### WORK TO BE COMPLETED
Exact copies of the lines below are the goal; any images in them are dropped.

(Collected data entries)
►
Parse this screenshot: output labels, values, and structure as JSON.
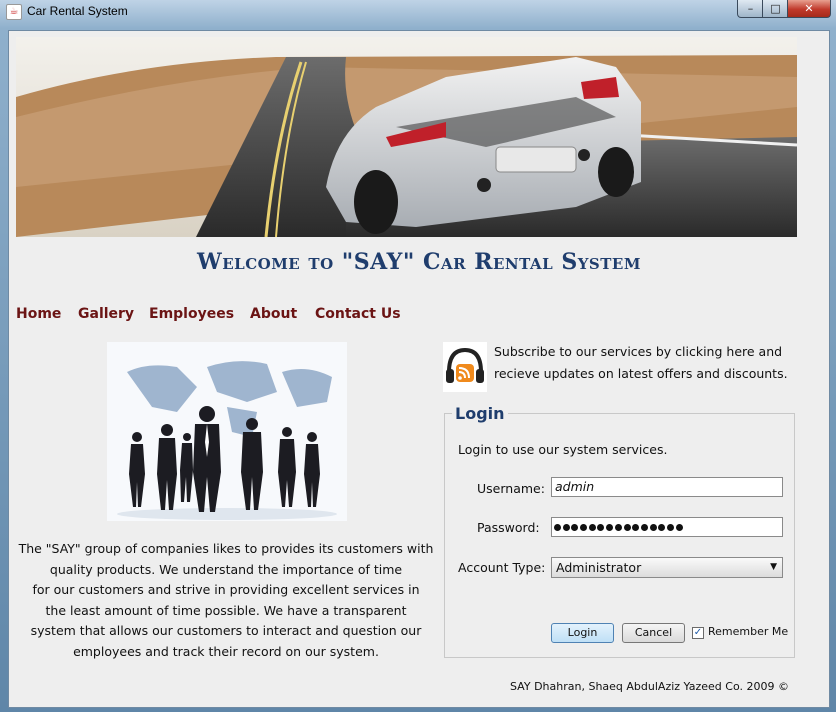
{
  "window": {
    "title": "Car Rental System",
    "app_icon": "java-cup-icon",
    "controls": {
      "minimize": "–",
      "maximize": "□",
      "close": "✕"
    }
  },
  "banner": {
    "image": "convertible-sports-car-on-road"
  },
  "welcome": "Welcome to \"SAY\" Car Rental System",
  "nav": [
    "Home",
    "Gallery",
    "Employees",
    "About",
    "Contact Us"
  ],
  "people_image": "business-people-world-map",
  "description": [
    "The \"SAY\" group of companies likes to provides its customers with",
    "quality products. We understand the importance of time",
    "for our customers and strive in providing excellent services in",
    "the least amount of time possible. We have a transparent",
    "system that allows our customers to interact and question our",
    "employees and track their record on our system."
  ],
  "subscribe": {
    "icon": "rss-headphones-icon",
    "lines": [
      "Subscribe to our services by clicking here and",
      "recieve updates on latest offers and discounts."
    ]
  },
  "login": {
    "title": "Login",
    "info": "Login to use our system services.",
    "username_label": "Username:",
    "username_value": "admin",
    "password_label": "Password:",
    "password_length": 15,
    "account_type_label": "Account Type:",
    "account_type_value": "Administrator",
    "login_button": "Login",
    "cancel_button": "Cancel",
    "remember_label": "Remember Me",
    "remember_checked": true
  },
  "footer": "SAY Dhahran, Shaeq AbdulAziz Yazeed Co. 2009 ©",
  "colors": {
    "heading": "#1f3d6d",
    "nav": "#6b1414"
  }
}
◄
### ANSWER TO THE PROBLEM
Parse this screenshot: output labels, values, and structure as JSON.
{
  "window": {
    "title": "Car Rental System",
    "app_icon": "java-cup-icon",
    "controls": {
      "minimize": "–",
      "maximize": "□",
      "close": "✕"
    }
  },
  "banner": {
    "image": "convertible-sports-car-on-road"
  },
  "welcome": "Welcome to \"SAY\" Car Rental System",
  "nav": [
    "Home",
    "Gallery",
    "Employees",
    "About",
    "Contact Us"
  ],
  "people_image": "business-people-world-map",
  "description": [
    "The \"SAY\" group of companies likes to provides its customers with",
    "quality products. We understand the importance of time",
    "for our customers and strive in providing excellent services in",
    "the least amount of time possible. We have a transparent",
    "system that allows our customers to interact and question our",
    "employees and track their record on our system."
  ],
  "subscribe": {
    "icon": "rss-headphones-icon",
    "lines": [
      "Subscribe to our services by clicking here and",
      "recieve updates on latest offers and discounts."
    ]
  },
  "login": {
    "title": "Login",
    "info": "Login to use our system services.",
    "username_label": "Username:",
    "username_value": "admin",
    "password_label": "Password:",
    "password_length": 15,
    "account_type_label": "Account Type:",
    "account_type_value": "Administrator",
    "login_button": "Login",
    "cancel_button": "Cancel",
    "remember_label": "Remember Me",
    "remember_checked": true
  },
  "footer": "SAY Dhahran, Shaeq AbdulAziz Yazeed Co. 2009 ©",
  "colors": {
    "heading": "#1f3d6d",
    "nav": "#6b1414"
  }
}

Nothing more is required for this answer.